**What to do:**
Locate the word "本站首页" in the data below, then copy every line that holds it.

**Element data from apps and pages:**
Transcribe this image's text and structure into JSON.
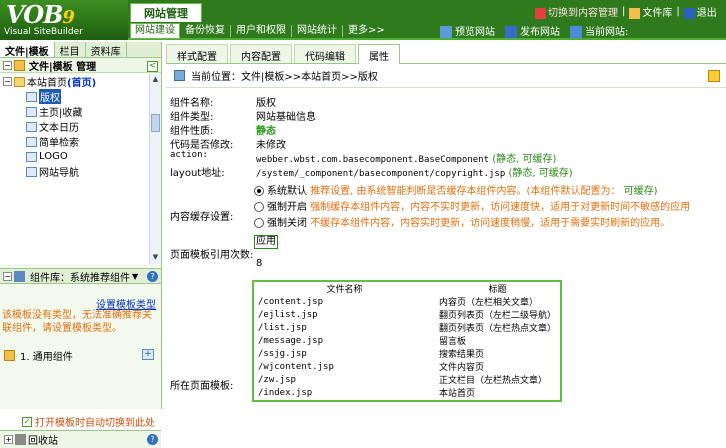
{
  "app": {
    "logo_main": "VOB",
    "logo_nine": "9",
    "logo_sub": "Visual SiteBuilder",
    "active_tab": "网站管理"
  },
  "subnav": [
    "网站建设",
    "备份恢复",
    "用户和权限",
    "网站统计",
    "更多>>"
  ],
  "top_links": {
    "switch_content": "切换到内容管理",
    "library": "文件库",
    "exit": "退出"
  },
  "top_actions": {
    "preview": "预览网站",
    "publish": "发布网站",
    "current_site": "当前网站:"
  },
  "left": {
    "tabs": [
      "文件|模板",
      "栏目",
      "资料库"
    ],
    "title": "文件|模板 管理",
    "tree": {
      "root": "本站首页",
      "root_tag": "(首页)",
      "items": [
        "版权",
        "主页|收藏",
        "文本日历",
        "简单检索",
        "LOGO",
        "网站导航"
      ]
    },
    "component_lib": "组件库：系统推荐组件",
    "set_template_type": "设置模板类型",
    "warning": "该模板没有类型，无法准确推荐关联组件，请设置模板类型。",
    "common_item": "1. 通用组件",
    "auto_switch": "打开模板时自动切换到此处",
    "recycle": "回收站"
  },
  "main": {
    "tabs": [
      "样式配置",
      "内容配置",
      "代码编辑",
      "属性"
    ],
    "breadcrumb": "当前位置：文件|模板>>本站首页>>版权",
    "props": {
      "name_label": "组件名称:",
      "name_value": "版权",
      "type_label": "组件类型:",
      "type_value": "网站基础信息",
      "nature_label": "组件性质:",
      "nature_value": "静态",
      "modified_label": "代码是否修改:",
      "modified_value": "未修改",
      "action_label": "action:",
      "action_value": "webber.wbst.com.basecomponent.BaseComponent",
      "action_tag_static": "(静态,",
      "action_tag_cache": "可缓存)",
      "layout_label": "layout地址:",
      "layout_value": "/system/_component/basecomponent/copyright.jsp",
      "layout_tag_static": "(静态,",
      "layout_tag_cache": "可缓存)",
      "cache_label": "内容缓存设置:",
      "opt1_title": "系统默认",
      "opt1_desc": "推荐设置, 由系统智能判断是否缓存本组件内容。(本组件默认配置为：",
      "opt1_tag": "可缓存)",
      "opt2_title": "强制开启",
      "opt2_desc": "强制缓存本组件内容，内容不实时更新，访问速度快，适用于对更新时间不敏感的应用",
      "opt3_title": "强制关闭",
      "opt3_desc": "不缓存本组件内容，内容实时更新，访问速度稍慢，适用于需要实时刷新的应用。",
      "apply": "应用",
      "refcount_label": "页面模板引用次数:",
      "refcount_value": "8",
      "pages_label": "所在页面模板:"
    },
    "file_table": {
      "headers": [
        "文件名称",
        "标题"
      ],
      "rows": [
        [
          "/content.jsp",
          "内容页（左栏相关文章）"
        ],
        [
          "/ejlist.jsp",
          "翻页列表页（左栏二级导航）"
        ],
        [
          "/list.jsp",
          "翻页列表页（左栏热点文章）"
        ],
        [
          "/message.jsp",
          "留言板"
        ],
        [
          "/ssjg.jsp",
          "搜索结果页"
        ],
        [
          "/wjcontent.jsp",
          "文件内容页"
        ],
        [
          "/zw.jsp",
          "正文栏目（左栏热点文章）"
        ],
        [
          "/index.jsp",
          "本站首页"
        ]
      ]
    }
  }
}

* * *

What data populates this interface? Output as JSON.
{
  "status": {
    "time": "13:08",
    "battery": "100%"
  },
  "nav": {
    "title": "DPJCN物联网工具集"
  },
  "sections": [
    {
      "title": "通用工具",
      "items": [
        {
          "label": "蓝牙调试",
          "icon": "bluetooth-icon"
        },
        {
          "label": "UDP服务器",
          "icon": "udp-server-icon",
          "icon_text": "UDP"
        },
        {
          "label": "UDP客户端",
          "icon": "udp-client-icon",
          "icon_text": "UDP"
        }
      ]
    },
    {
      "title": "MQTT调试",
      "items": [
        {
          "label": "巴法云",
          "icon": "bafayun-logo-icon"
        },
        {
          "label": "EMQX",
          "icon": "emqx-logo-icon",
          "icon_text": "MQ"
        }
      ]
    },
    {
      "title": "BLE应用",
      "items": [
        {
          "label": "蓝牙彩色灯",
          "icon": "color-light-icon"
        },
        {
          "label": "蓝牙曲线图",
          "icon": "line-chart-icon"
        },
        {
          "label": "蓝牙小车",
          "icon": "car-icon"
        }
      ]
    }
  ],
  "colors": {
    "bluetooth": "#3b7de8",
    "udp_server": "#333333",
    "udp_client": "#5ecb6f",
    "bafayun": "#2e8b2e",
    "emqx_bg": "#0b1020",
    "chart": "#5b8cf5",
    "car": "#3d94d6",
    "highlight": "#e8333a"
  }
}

**Solution to this exercise:**
      "root": "本站首页",
    "breadcrumb": "当前位置：文件|模板>>本站首页>>版权",
          "本站首页"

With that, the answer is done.